Plus, it worked. Magary’s daughter liked the album, then moved on to regular pop music. But his two younger children skipped the Wiggles and Kidz Bop entirely. Because Magary and his wife had a bit of a parenting epiphany: “We realized you can just start playing normal pop music. Because normal pop music right now is not designed for 40-year-olds. It’s Olivia Rodrigo; it’s grade-school shit. Apart from curses, which are already bleeped out...you can get them started right away.”
It reminded him of how their kids’ diets evolved. When their daughter was younger, they fed her special watered-down cereal for a full year. But when their sons were the same age, they fed the boys normal food, in smaller and/or mushier pieces. “You realize that these progressions to get kids up to a certain level of consumption of music, of food, of anything else,” he said, “it doesn’t really have to exist.” Children, it turns out, might not have such particular needs and sensitivities. They can be just like us.
The 2021 Kidz Bop Live tour was canceled because of the COVID-19 pandemic, but they hope to be back on the road as soon as it's safe. In the meantime, they’re releasing new videos regularly; in late September, they posted a video for their take on the BTS summer smash “Butter.” But for an enterprise that is based on following what’s already popular, it’s fitting that the group’s trajectory also matches that of the mainstream pop artists they cover: Sales just aren’t what they used to be. Looking at the last five years of charts, Molanphy said that Kidz Bop still does “OK,” albeit on a smaller scale. “But its chart performance has gone from solid to anemic as Spotify has taken over the music business,” he said.
Still, Molanphy said, Kidz Bop has one thing in its favor.
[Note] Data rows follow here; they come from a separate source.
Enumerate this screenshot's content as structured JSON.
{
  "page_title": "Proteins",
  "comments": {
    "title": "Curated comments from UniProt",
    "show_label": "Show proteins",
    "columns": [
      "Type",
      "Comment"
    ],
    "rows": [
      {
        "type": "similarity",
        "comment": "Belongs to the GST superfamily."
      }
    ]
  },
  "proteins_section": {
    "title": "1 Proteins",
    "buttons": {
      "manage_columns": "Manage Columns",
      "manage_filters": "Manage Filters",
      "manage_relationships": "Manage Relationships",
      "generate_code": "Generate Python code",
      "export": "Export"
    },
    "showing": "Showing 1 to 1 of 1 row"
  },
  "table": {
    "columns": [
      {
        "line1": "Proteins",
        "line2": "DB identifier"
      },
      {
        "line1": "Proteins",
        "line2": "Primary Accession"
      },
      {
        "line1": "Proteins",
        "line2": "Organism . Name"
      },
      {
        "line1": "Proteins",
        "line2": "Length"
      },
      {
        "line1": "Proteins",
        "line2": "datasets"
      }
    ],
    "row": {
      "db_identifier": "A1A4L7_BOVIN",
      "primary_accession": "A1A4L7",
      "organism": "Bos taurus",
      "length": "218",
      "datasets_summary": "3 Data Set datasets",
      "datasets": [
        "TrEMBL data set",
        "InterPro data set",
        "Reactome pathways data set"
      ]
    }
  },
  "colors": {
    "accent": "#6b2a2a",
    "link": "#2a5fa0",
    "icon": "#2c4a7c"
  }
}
It reaches “the last two demographic groups still buying things… older consumers, and the very youngest consumers.” Think of 2014, he said: “When sales had really cratered and the only person still selling stuff was Taylor [Swift] or Adele, the No. 1 album of the year was the Frozen soundtrack.”
If you think Kidz Bop is annoying, it’s probably because you’ve never been forced to listen to the more annoying alternative — kids screaming — or kids singing “We’re higher than a motherfucker.” And ultimately, it probably doesn’t matter to them what naysayers think. Kidz Bop succeeds by being the path of least resistance, and the kind of person who thinks the whole enterprise is lame or lacking in artistry is the last person they’re marketing to anyway; they’re Kidz Bop, and they’ve taken over. ●